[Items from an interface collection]
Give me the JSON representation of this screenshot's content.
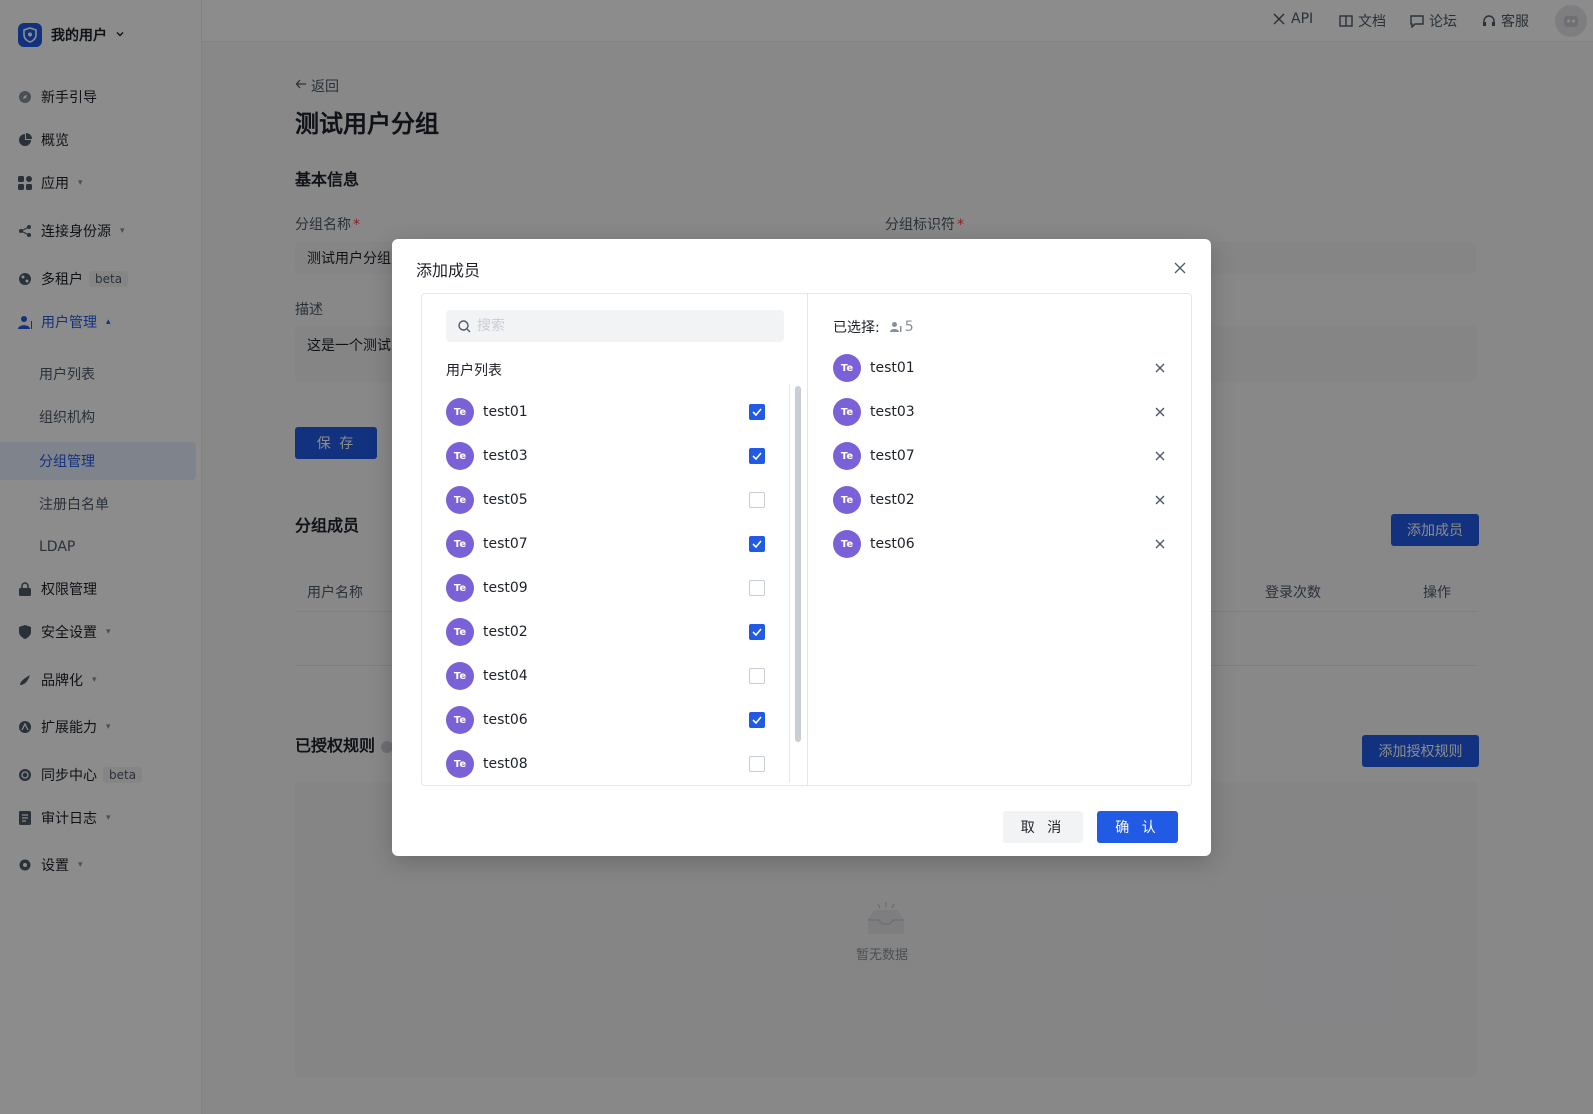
{
  "app": {
    "brand_title": "我的用户"
  },
  "sidebar": {
    "items": [
      {
        "label": "新手引导"
      },
      {
        "label": "概览"
      },
      {
        "label": "应用"
      },
      {
        "label": "连接身份源"
      },
      {
        "label": "多租户",
        "badge": "beta"
      },
      {
        "label": "用户管理"
      },
      {
        "label": "权限管理"
      },
      {
        "label": "安全设置"
      },
      {
        "label": "品牌化"
      },
      {
        "label": "扩展能力"
      },
      {
        "label": "同步中心",
        "badge": "beta"
      },
      {
        "label": "审计日志"
      },
      {
        "label": "设置"
      }
    ],
    "sub_items": [
      {
        "label": "用户列表"
      },
      {
        "label": "组织机构"
      },
      {
        "label": "分组管理"
      },
      {
        "label": "注册白名单"
      },
      {
        "label": "LDAP"
      }
    ]
  },
  "topbar": {
    "links": [
      {
        "label": "API",
        "icon": "tools-icon"
      },
      {
        "label": "文档",
        "icon": "book-icon"
      },
      {
        "label": "论坛",
        "icon": "message-icon"
      },
      {
        "label": "客服",
        "icon": "headset-icon"
      }
    ]
  },
  "main": {
    "back_label": "返回",
    "page_title": "测试用户分组",
    "basic_info_title": "基本信息",
    "group_name_label": "分组名称",
    "group_name_value": "测试用户分组",
    "group_id_label": "分组标识符",
    "desc_label": "描述",
    "desc_value": "这是一个测试",
    "save_label": "保 存",
    "members_title": "分组成员",
    "add_member_label": "添加成员",
    "table_headers": {
      "username": "用户名称",
      "login_count": "登录次数",
      "actions": "操作"
    },
    "auth_rules_title": "已授权规则",
    "add_rule_label": "添加授权规则",
    "empty_text": "暂无数据"
  },
  "modal": {
    "title": "添加成员",
    "search_placeholder": "搜索",
    "list_title": "用户列表",
    "users": [
      {
        "avatar": "Te",
        "name": "test01",
        "checked": true
      },
      {
        "avatar": "Te",
        "name": "test03",
        "checked": true
      },
      {
        "avatar": "Te",
        "name": "test05",
        "checked": false
      },
      {
        "avatar": "Te",
        "name": "test07",
        "checked": true
      },
      {
        "avatar": "Te",
        "name": "test09",
        "checked": false
      },
      {
        "avatar": "Te",
        "name": "test02",
        "checked": true
      },
      {
        "avatar": "Te",
        "name": "test04",
        "checked": false
      },
      {
        "avatar": "Te",
        "name": "test06",
        "checked": true
      },
      {
        "avatar": "Te",
        "name": "test08",
        "checked": false
      }
    ],
    "selected_title": "已选择:",
    "selected_count": "5",
    "selected": [
      {
        "avatar": "Te",
        "name": "test01"
      },
      {
        "avatar": "Te",
        "name": "test03"
      },
      {
        "avatar": "Te",
        "name": "test07"
      },
      {
        "avatar": "Te",
        "name": "test02"
      },
      {
        "avatar": "Te",
        "name": "test06"
      }
    ],
    "cancel_label": "取 消",
    "confirm_label": "确 认"
  },
  "colors": {
    "primary": "#215ae5",
    "avatar": "#7b61d8",
    "danger": "#f53f3f"
  }
}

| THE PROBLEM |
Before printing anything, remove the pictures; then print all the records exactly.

| OUTPUT OF THE TASK |
Give me the JSON representation of this screenshot's content.
{
  "app": {
    "brand_title": "我的用户"
  },
  "sidebar": {
    "items": [
      {
        "label": "新手引导"
      },
      {
        "label": "概览"
      },
      {
        "label": "应用"
      },
      {
        "label": "连接身份源"
      },
      {
        "label": "多租户",
        "badge": "beta"
      },
      {
        "label": "用户管理"
      },
      {
        "label": "权限管理"
      },
      {
        "label": "安全设置"
      },
      {
        "label": "品牌化"
      },
      {
        "label": "扩展能力"
      },
      {
        "label": "同步中心",
        "badge": "beta"
      },
      {
        "label": "审计日志"
      },
      {
        "label": "设置"
      }
    ],
    "sub_items": [
      {
        "label": "用户列表"
      },
      {
        "label": "组织机构"
      },
      {
        "label": "分组管理"
      },
      {
        "label": "注册白名单"
      },
      {
        "label": "LDAP"
      }
    ]
  },
  "topbar": {
    "links": [
      {
        "label": "API",
        "icon": "tools-icon"
      },
      {
        "label": "文档",
        "icon": "book-icon"
      },
      {
        "label": "论坛",
        "icon": "message-icon"
      },
      {
        "label": "客服",
        "icon": "headset-icon"
      }
    ]
  },
  "main": {
    "back_label": "返回",
    "page_title": "测试用户分组",
    "basic_info_title": "基本信息",
    "group_name_label": "分组名称",
    "group_name_value": "测试用户分组",
    "group_id_label": "分组标识符",
    "desc_label": "描述",
    "desc_value": "这是一个测试",
    "save_label": "保 存",
    "members_title": "分组成员",
    "add_member_label": "添加成员",
    "table_headers": {
      "username": "用户名称",
      "login_count": "登录次数",
      "actions": "操作"
    },
    "auth_rules_title": "已授权规则",
    "add_rule_label": "添加授权规则",
    "empty_text": "暂无数据"
  },
  "modal": {
    "title": "添加成员",
    "search_placeholder": "搜索",
    "list_title": "用户列表",
    "users": [
      {
        "avatar": "Te",
        "name": "test01",
        "checked": true
      },
      {
        "avatar": "Te",
        "name": "test03",
        "checked": true
      },
      {
        "avatar": "Te",
        "name": "test05",
        "checked": false
      },
      {
        "avatar": "Te",
        "name": "test07",
        "checked": true
      },
      {
        "avatar": "Te",
        "name": "test09",
        "checked": false
      },
      {
        "avatar": "Te",
        "name": "test02",
        "checked": true
      },
      {
        "avatar": "Te",
        "name": "test04",
        "checked": false
      },
      {
        "avatar": "Te",
        "name": "test06",
        "checked": true
      },
      {
        "avatar": "Te",
        "name": "test08",
        "checked": false
      }
    ],
    "selected_title": "已选择:",
    "selected_count": "5",
    "selected": [
      {
        "avatar": "Te",
        "name": "test01"
      },
      {
        "avatar": "Te",
        "name": "test03"
      },
      {
        "avatar": "Te",
        "name": "test07"
      },
      {
        "avatar": "Te",
        "name": "test02"
      },
      {
        "avatar": "Te",
        "name": "test06"
      }
    ],
    "cancel_label": "取 消",
    "confirm_label": "确 认"
  },
  "colors": {
    "primary": "#215ae5",
    "avatar": "#7b61d8",
    "danger": "#f53f3f"
  }
}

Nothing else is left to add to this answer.